,The Queensland Government’s Department of Housing and Public Works are currently undertaking the process to reform tenancy law in the state, recently releasing its Consultation Regulatory Impact Statement (CRIS). Yep – more acronyms! The CRIS outlines possible rental reform options, with a view to giving tenants greater rights and powers.

The CRIS has created quite a stir, with the REIQ (Real Estate Institute of Queensland) setting up their own webpage to combat the proposed changes for what they believe will “destroy the Queensland property market”! Slogans of “My Risk + My Investment = It’s My Call” for property owners or “I’m Saying No to Rent Increases” for tenants, jump off the screen at you as soon as you hit the site.

The RTA (Residential Tenancies Authority) are on the bandwagon with “A Better Renting Future”, seemingly a little bit more behind the reform process. They’re encouraging you to go and have your say on the proposed reforms or make any other suggestions by visiting  http://www.qld.gov.au/rentinginqld and putting your 5 cents worth in the “Give Feedback” section.

The reforms cover many aspects including having a Minimum Housing Standard for Rentals, which surely is a good thing right?

Under the proposal, all rental properties in Queensland would need to meet certain minimum standards addressing:

  • weatherproofing and structural soundness
  • plumbing and drainage
  • security
  • the standard of repair of fixtures and fittings
  • control of pests and vermin
  • ventilation, lighting and privacy
  • cooking and food preparation facilities

Like I said, that all sounds good to me.

The more controversial topics of the outlined changes to current tenancy law are:

  • Renting with Pets – with property owners having to have a good reason for refusing tenants to keep a pet and…property owners will have to seek a QCAT order to exclude pets from a property
  • Minor Modifications – tenants not needing approval from the property owner for minor modifications
  • Domestic and Family Violence – tenants experiencing domestic and family violence can end a tenancy without the usual notice requirements and get their bond back quickly
  • Ending a Tenancy – owners would no longer be able to end a tenancy without a valid reason by simply not offering another lease and tenants would have additional grounds to end a tenancy. More in line with tenancy in Europe or the US where people rent a property indefinitely.

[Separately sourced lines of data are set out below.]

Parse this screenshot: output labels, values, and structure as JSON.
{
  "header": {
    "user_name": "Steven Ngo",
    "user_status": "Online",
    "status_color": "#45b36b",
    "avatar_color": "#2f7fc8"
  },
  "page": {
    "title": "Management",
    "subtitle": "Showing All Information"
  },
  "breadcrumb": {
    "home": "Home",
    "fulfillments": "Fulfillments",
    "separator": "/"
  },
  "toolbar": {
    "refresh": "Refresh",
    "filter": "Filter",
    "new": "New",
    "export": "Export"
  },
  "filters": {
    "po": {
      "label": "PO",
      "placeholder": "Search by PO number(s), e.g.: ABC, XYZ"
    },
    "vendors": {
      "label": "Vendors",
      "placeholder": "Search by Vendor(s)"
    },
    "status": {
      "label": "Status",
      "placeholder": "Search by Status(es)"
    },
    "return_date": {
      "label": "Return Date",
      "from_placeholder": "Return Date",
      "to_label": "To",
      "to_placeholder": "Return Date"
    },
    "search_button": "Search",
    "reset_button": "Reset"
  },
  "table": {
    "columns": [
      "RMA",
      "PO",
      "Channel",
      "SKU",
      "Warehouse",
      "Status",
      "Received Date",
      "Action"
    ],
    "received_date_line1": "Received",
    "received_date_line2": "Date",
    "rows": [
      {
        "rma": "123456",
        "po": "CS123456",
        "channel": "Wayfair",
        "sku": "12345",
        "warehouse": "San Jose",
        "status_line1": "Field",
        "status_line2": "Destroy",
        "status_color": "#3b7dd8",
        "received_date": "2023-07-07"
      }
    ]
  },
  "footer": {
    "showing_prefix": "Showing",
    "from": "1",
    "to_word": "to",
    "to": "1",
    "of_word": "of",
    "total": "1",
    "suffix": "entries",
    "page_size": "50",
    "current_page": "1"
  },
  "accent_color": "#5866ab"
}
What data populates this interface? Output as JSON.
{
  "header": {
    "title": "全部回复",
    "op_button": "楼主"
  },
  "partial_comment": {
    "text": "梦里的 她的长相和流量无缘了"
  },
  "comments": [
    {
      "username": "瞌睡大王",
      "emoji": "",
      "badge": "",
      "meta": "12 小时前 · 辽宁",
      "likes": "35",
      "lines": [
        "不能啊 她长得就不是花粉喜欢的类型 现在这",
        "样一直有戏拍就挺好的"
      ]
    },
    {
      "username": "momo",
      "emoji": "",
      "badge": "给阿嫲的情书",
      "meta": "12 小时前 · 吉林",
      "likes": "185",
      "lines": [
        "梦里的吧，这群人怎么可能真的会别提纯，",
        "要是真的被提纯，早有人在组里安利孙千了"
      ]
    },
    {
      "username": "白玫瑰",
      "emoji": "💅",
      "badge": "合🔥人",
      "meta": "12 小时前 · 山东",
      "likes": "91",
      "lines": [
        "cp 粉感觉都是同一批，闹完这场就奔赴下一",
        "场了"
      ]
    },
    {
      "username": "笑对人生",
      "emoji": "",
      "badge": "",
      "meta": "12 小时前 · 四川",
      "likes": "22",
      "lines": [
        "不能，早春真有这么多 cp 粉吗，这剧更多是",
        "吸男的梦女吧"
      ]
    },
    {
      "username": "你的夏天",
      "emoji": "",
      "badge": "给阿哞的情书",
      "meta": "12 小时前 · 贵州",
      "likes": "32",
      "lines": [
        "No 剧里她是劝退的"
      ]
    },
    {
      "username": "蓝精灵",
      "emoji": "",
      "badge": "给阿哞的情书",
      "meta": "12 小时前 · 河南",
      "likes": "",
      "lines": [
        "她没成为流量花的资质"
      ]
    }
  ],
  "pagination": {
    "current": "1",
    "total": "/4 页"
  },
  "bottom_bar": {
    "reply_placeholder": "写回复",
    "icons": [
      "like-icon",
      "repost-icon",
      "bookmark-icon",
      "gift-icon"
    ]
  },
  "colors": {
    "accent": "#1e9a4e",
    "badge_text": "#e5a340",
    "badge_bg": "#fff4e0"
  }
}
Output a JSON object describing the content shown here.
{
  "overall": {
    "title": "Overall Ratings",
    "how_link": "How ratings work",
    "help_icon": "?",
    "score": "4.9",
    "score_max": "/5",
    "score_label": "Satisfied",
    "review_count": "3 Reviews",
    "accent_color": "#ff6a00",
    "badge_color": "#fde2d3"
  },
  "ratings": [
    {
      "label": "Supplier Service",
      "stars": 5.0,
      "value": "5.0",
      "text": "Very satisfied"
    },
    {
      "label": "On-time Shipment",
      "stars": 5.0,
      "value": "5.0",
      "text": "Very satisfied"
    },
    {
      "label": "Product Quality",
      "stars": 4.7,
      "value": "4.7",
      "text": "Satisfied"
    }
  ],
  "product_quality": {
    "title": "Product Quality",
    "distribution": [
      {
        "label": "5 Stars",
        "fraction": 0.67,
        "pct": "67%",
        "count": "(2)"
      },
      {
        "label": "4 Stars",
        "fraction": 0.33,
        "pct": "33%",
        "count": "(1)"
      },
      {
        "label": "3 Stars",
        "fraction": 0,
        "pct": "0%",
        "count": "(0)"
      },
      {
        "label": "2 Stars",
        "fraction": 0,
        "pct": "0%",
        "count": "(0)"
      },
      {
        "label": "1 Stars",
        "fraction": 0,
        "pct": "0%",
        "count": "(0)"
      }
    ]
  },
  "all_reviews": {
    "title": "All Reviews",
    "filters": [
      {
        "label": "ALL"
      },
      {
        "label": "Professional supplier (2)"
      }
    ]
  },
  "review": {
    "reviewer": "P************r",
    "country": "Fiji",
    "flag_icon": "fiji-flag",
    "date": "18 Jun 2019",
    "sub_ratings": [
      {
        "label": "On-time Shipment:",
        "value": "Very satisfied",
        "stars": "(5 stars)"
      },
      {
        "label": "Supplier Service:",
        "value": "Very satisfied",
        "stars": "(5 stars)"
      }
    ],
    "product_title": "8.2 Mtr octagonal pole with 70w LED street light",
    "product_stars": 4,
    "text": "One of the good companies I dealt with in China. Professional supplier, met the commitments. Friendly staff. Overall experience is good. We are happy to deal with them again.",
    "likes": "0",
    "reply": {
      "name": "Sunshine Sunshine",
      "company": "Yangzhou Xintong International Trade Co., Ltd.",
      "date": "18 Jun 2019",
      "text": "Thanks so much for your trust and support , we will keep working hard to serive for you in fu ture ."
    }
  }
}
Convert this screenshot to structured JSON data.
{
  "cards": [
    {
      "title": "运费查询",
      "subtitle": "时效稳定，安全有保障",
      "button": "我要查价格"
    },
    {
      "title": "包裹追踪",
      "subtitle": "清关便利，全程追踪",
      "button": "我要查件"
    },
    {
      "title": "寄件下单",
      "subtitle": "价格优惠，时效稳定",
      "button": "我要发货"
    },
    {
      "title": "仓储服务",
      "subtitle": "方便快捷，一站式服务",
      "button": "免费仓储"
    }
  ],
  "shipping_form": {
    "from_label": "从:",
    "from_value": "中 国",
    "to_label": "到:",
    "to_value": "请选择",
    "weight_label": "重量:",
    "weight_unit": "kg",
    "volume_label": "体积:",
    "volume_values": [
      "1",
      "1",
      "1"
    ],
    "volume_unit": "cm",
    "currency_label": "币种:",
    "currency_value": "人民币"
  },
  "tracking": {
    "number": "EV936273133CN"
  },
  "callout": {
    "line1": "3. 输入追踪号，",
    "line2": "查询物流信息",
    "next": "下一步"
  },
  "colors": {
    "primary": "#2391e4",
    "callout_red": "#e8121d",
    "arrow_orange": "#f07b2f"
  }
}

Think Seinfeld or Friends, they were in their apartments for the entire 90s!

All the details of the topics above can be found here: https://www.yoursayhpw.engagementhq.com/rentinginqld

So what does this all mean for people with a disability?

Let’s look at the proposed changes in the Minor Modifications category for a second.

The Department of Housing website has this to say on modifications:

The liveability of a home contributes to its resident’s wellbeing.

Some tenants may also have circumstances that mean changes need to be made to their rental property.

These include:

  • people who need accessibility modifications to their accommodation, whether due to age, injury, illness or other circumstances
  • people with disabilities
  • families with young children
  • people experiencing domestic and family violence.

Proposed changes:

  • We want to improve the ability of tenants to alter their rented homes to meet their needs while providing safeguards for property owners to protect their investment
  • We are recommending establishing a list of proposed minor modifications that would not need approval from the property owner or would allow fast-tracked approval.

Minor modifications requiring no approval would include:

  • health and safety modifications
  • accessibility modifications (ramps and hand rails etc.)
  • security modifications
  • modifications to provide access to basic telecommunications

Minor modifications with a fast-tracked (7 day) approval process would include:

(It does say in the “fine print”, if an owner doesn’t respond within 7 days it’s deemed approved)

  • minor modifications to personalise or improve the amenity of the premises
  • minor energy and water efficiency modifications
  • connection of non-essential communications services.

As we know, retrofitting and modifications to a home gets really expensive and, as you can see above, if it’s a rental property it can get complicated and controversial. This why building LHA accredited “liveable homes” in the first place makes so much sense! What’s this “Project Silver” thing you have been banging on about?

The thought of tenants being able to make modifications to the home without approval is certainly concerning for mum & dad investors. However, if you are already a good landlord who maintains the property well and looks after your tenant’s needs, or you’re a tenant who respects and looks after the home you live in, have you got too much to worry about? Maybe…time will tell.

With an increasing lack of public housing available in QLD, and massive waiting lists, is this a step towards shifting public housing to the private market? That might be a controversial statement but are we witnessing a similar thing with SDA properties by superseding the traditional group home and opening it up to the private investment market to take up SDA investment?